CT (computed tomography) scanning is a diagnostic tool used to look at various parts of the body, especially those made of bone (including joints), air (including lungs and the nose), and some soft tissue structures, particularly those with a blood supply. CT scanning is used commonly in people, and we use it extensively at North Downs Specialist Referrals. It uses X-rays to produce an image – these are the same X-rays that produce the X-ray images that you may well be familiar with (called radiographs)
CT works by using a continuous beam of X-rays which spins around in a doughnut shaped support called a gantry. The ‘tube head’, which produces the X-ray beam, can spin very quickly, taking as little as half a second to completely circle around the patient. While this is happening, the patient, who is lying on a couch or table, can be moved through the gantry by electronically moving the table top. Each spin of the X-ray tube around the patient in the scanner builds up slices of X-ray images.
After this information is obtained, powerful computers use complex software to produce images that we can recognise and interpret. Interpretation of the hundreds of slices of information, which are obtained for every patient, takes considerable time and expertise.
CT scanning has a number of advantages over both conventional X-ray radiography and some other ways of imaging patients:

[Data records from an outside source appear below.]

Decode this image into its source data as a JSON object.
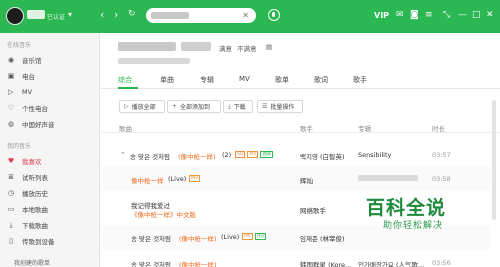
{
  "topbar": {
    "badge_text": "已认证",
    "search_placeholder": "",
    "vip": "VIP",
    "colors": {
      "brand": "#2bb853"
    }
  },
  "sidebar": {
    "online_music_title": "在线音乐",
    "online_items": [
      {
        "label": "音乐馆",
        "icon": "music-hall-icon"
      },
      {
        "label": "电台",
        "icon": "radio-icon"
      },
      {
        "label": "MV",
        "icon": "mv-icon"
      },
      {
        "label": "个性电台",
        "icon": "personal-radio-icon"
      },
      {
        "label": "中国好声音",
        "icon": "voice-icon"
      }
    ],
    "my_music_title": "我的音乐",
    "my_items": [
      {
        "label": "我喜欢",
        "icon": "heart-icon"
      },
      {
        "label": "试听列表",
        "icon": "list-icon"
      },
      {
        "label": "播放历史",
        "icon": "history-icon"
      },
      {
        "label": "本地歌曲",
        "icon": "local-icon"
      },
      {
        "label": "下载歌曲",
        "icon": "download-icon"
      },
      {
        "label": "传歌到设备",
        "icon": "device-icon"
      }
    ],
    "created_title": "我创建的歌单"
  },
  "main": {
    "satisfied": "满意",
    "not_satisfied": "不满意",
    "tabs": [
      "综合",
      "单曲",
      "专辑",
      "MV",
      "歌单",
      "歌词",
      "歌手"
    ],
    "buttons": {
      "play_all": "播放全部",
      "add_all": "全部添加到",
      "download": "下载",
      "batch": "批量操作"
    },
    "headers": {
      "song": "歌曲",
      "singer": "歌手",
      "album": "专辑",
      "duration": "时长"
    },
    "rows": [
      {
        "title": "송 맞은 것처럼",
        "paren": "(像中枪一样)",
        "extra": "(2)",
        "singer": "백지영 (白智英)",
        "album": "Sensibility",
        "duration": "03:57",
        "tags": [
          "SQ",
          "MV",
          "独家"
        ]
      },
      {
        "title": "像中枪一样",
        "paren": "(Live)",
        "extra": "",
        "singer": "辉灿",
        "album": "",
        "duration": "03:58",
        "tags": [
          "MV"
        ]
      },
      {
        "title": "我记得我爱过",
        "paren": "《像中枪一样》中文版",
        "extra": "",
        "singer": "网络歌手",
        "album": "",
        "duration": "",
        "tags": []
      },
      {
        "title": "송 맞은 것처럼",
        "paren": "(像中枪一样)",
        "extra": "(Live)",
        "singer": "임재준 (林宰俊)",
        "album": "",
        "duration": "",
        "tags": [
          "MV",
          "HQ"
        ]
      },
      {
        "title": "송 맞은 것처럼",
        "paren": "(像中枪一样)",
        "extra": "",
        "singer": "韩国群星 (Kore...",
        "album": "인가배장가요 (人气歌...",
        "duration": "03:56",
        "tags": []
      }
    ]
  },
  "watermark": {
    "title": "百科全说",
    "subtitle": "助你轻松解决"
  }
}
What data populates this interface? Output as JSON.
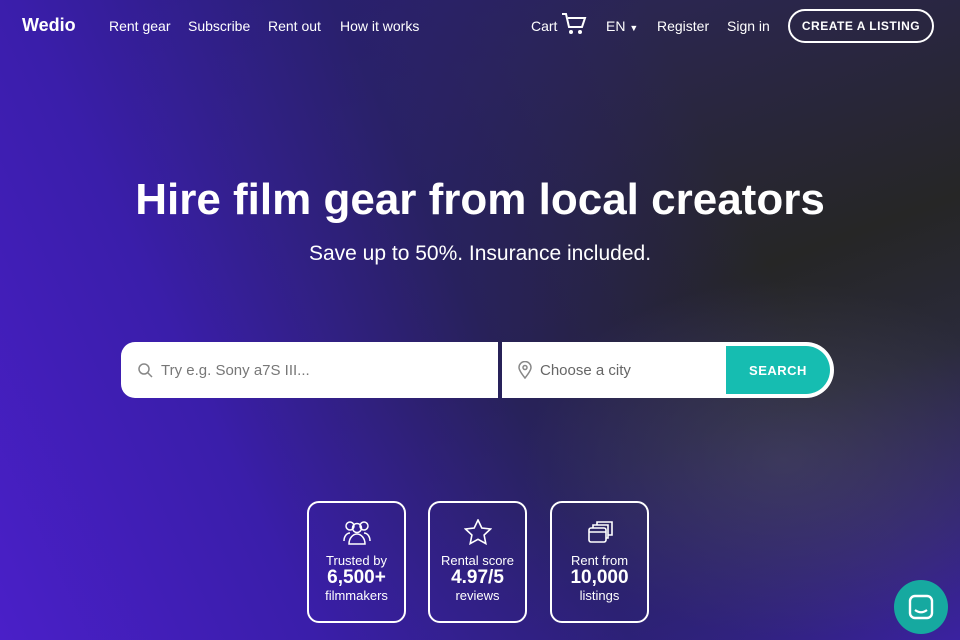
{
  "nav": {
    "logo": "Wedio",
    "links": [
      "Rent gear",
      "Subscribe",
      "Rent out",
      "How it works"
    ],
    "cart": "Cart",
    "lang": "EN",
    "register": "Register",
    "signin": "Sign in",
    "create": "CREATE A LISTING"
  },
  "hero": {
    "title": "Hire film gear from local creators",
    "subtitle": "Save up to 50%. Insurance included."
  },
  "search": {
    "placeholder": "Try e.g. Sony a7S III...",
    "city_placeholder": "Choose a city",
    "button": "SEARCH"
  },
  "stats": [
    {
      "top": "Trusted by",
      "value": "6,500+",
      "bottom": "filmmakers"
    },
    {
      "top": "Rental score",
      "value": "4.97/5",
      "bottom": "reviews"
    },
    {
      "top": "Rent from",
      "value": "10,000",
      "bottom": "listings"
    }
  ]
}
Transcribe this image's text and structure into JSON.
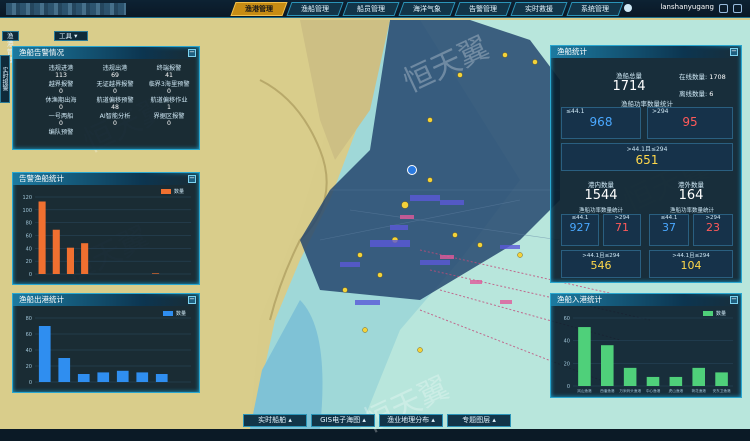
{
  "nav": {
    "items": [
      {
        "label": "渔港管理",
        "active": true
      },
      {
        "label": "渔船管理",
        "active": false
      },
      {
        "label": "船员管理",
        "active": false
      },
      {
        "label": "海洋气象",
        "active": false
      },
      {
        "label": "告警管理",
        "active": false
      },
      {
        "label": "实时救援",
        "active": false
      },
      {
        "label": "系统管理",
        "active": false
      }
    ],
    "username": "lanshanyugang"
  },
  "subbar": {
    "harbor": "渔港管理",
    "tools": "工具"
  },
  "sidetab": "实时报警",
  "alert_panel": {
    "title": "渔船告警情况",
    "stats": [
      {
        "label": "违规进港",
        "value": "113"
      },
      {
        "label": "违规出港",
        "value": "69"
      },
      {
        "label": "终端报警",
        "value": "41"
      },
      {
        "label": "越界报警",
        "value": "0"
      },
      {
        "label": "无证越界报警",
        "value": "0"
      },
      {
        "label": "临界3海里预警",
        "value": "0"
      },
      {
        "label": "休渔期出海",
        "value": "0"
      },
      {
        "label": "航道偏移预警",
        "value": "48"
      },
      {
        "label": "航道偏移作业",
        "value": "1"
      },
      {
        "label": "一号两船",
        "value": "0"
      },
      {
        "label": "AI智能分析",
        "value": "0"
      },
      {
        "label": "界据区报警",
        "value": "0"
      },
      {
        "label": "编队预警",
        "value": ""
      }
    ]
  },
  "alert_chart": {
    "title": "告警渔船统计",
    "legend": "数量",
    "chart_data": {
      "type": "bar",
      "color": "#f07030",
      "ylim": [
        0,
        120
      ],
      "yticks": [
        "0",
        "20",
        "40",
        "60",
        "80",
        "100",
        "120"
      ],
      "values": [
        113,
        69,
        41,
        48,
        0,
        0,
        0,
        0,
        1,
        0,
        0
      ]
    }
  },
  "harbor_chart": {
    "title": "渔船出港统计",
    "legend": "数量",
    "chart_data": {
      "type": "bar",
      "color": "#2f8ef0",
      "ylim": [
        0,
        80
      ],
      "yticks": [
        "0",
        "20",
        "40",
        "60",
        "80"
      ],
      "values": [
        70,
        30,
        10,
        12,
        14,
        12,
        10,
        0
      ]
    }
  },
  "vessel_panel": {
    "title": "渔船统计",
    "total_label": "渔船总量",
    "total": "1714",
    "online_label": "在线数量",
    "online": "1708",
    "offline_label": "离线数量",
    "offline": "6",
    "power_label": "渔船功率数量统计",
    "le44_label": "≤44.1",
    "le44": "968",
    "gt294_label": ">294",
    "gt294": "95",
    "mid_label": ">44.1且≤294",
    "mid": "651",
    "in_port_label": "港内数量",
    "in_port": "1544",
    "out_port_label": "港外数量",
    "out_port": "164",
    "in_power_label": "渔船功率数量统计",
    "out_power_label": "渔船功率数量统计",
    "in_le44_label": "≤44.1",
    "in_le44": "927",
    "in_gt294_label": ">294",
    "in_gt294": "71",
    "out_le44_label": "≤44.1",
    "out_le44": "37",
    "out_gt294_label": ">294",
    "out_gt294": "23",
    "in_mid_label": ">44.1且≤294",
    "in_mid": "546",
    "out_mid_label": ">44.1且≤294",
    "out_mid": "104"
  },
  "inout_chart": {
    "title": "渔船入港统计",
    "legend": "数量",
    "chart_data": {
      "type": "bar",
      "color": "#4fd07a",
      "ylim": [
        0,
        60
      ],
      "yticks": [
        "0",
        "20",
        "40",
        "60"
      ],
      "values": [
        52,
        36,
        16,
        8,
        8,
        16,
        12
      ],
      "categories": [
        "岚山渔港",
        "西潘渔港",
        "万米码头渔港",
        "中心渔港",
        "虎山渔港",
        "荷花渔港",
        "安东卫渔港"
      ]
    }
  },
  "bottom_tabs": [
    "实时船舶",
    "GIS电子海图",
    "渔业地理分布",
    "专题图层"
  ],
  "watermark": "恒天翼",
  "colors": {
    "accent": "#2aa7d0",
    "active": "#c78c14",
    "warn": "#e04040"
  }
}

- Because it produces slices which are cross-sections of the patient, CT scanning removes superimposition by overlying structures, making interpretation of complex parts of the body a lot easier, hence allowing us to make more difficult diagnoses. By contrast, X-ray radiography effectively takes an image as a semi-transparent ‘shadow’, and structures are seen superimposed on top of each other, making it more difficult to interpret any abnormalities.
- An advantage that CT has over all other imaging modalities is that the slices can be added together electronically to give much thicker slices. In this way, we often see small abnormalities that might otherwise have been missed (by improving something called ‘signal to noise ratio’ for those who are interested!).
- As opposed to MRI scanning, the slices from a CT scan can be electronically stacked up in any direction, allowing the radiologist (the imaging Specialist vet) to manipulate the images and effectively, reconstruct, the tissues. This can often help surgeons to understand disease better, as they can have a more three dimensional ‘surgeon’s eye view’ of the abnormalities.
What is CT used for at North Downs Specialist Referrals?
At NDSR, CT scanning is most often used for examining noses, lungs, the contents of the abdomen, and bones. CT has revolutionised the way the veterinary profession looks at problems within complicated joints such as the elbow, for example.
Here are some examples of how useful CT can be:
CT scanning is particularly useful at looking at complex joints (those that are difficult to fully assess with normal X-rays, or are composed of more than two bones). CT is used extensively to evaluate the elbow joint, as it is notoriously difficult to assess by radiography.
CT scanning has largely replaced normal X-rays for looking at diseases of the nose. This is because normal X-rays are not very sensitive at looking at nasal disease (that means they often miss the disease that is present) and even worse, can often suggest disease is present when it is not. Nasal cancer is often assessed by CT, in addition to a host of other diseases such as fungal infections, cysts etc.
CT scanning is extremely useful at looking at the chest, particularly for those structures filled with air (the lungs and the windpipe or trachea). It has revolutionised the way we detect diseases that may have been very difficult to assess on normal X-rays.
CT scanning is very useful for looking at soft tissues within the abdomen because it is quick (much faster than MRI) and is able to spot changes that can be seen after contrast (dye) is injected (see above). Using contrast agent is very useful for looking at abnormal blood vessels in the abdomen, such as those seen in a condition called a portosystemic (liver) shunt (see our Portosystemic Shunts Information Sheet), as well as for many other diseases.
If you have any queries or concerns, please do not hesitate to contact us.